Records:
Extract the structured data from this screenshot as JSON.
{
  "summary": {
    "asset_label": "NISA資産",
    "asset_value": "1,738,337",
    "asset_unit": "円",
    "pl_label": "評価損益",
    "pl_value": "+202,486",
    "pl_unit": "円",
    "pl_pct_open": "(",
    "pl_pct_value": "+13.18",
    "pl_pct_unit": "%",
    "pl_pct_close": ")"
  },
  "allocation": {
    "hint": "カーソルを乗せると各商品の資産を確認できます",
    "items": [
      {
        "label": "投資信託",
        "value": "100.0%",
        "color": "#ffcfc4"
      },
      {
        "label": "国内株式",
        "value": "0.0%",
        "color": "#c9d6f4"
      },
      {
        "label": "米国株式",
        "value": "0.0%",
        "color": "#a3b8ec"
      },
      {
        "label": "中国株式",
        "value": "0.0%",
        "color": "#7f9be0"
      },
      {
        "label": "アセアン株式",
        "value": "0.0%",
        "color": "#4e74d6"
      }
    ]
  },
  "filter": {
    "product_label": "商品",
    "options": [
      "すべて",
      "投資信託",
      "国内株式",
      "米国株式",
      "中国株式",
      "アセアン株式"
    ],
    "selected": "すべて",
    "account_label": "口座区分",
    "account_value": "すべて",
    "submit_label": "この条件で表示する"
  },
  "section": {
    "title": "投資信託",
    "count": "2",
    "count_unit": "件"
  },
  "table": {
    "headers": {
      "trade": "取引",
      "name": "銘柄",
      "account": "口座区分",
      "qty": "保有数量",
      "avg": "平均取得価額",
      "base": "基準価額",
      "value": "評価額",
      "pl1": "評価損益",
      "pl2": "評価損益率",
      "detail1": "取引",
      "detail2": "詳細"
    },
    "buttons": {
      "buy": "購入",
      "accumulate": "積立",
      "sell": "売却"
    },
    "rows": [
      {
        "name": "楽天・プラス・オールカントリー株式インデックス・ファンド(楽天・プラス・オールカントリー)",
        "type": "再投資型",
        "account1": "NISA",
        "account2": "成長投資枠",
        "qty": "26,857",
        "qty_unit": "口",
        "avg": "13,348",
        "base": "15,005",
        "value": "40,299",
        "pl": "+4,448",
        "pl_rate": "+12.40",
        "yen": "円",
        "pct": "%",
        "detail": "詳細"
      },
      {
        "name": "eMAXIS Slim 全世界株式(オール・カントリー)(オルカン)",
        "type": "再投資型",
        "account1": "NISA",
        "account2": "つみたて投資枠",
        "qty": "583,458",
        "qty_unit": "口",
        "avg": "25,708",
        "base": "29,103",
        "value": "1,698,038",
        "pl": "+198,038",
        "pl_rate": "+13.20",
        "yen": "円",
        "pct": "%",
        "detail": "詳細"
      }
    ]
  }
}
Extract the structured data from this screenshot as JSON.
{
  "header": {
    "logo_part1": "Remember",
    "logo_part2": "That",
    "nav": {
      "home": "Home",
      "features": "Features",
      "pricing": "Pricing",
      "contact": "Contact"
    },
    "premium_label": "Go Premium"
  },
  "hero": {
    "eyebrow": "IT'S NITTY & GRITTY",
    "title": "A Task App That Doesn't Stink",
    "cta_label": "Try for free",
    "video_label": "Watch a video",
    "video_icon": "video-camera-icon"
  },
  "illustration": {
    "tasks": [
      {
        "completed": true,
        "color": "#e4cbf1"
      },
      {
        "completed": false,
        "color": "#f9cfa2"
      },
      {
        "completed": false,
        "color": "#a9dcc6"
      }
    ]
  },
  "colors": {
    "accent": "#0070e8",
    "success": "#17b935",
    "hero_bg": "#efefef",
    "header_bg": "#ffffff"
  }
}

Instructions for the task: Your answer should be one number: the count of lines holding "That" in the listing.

Output of the exercise: 2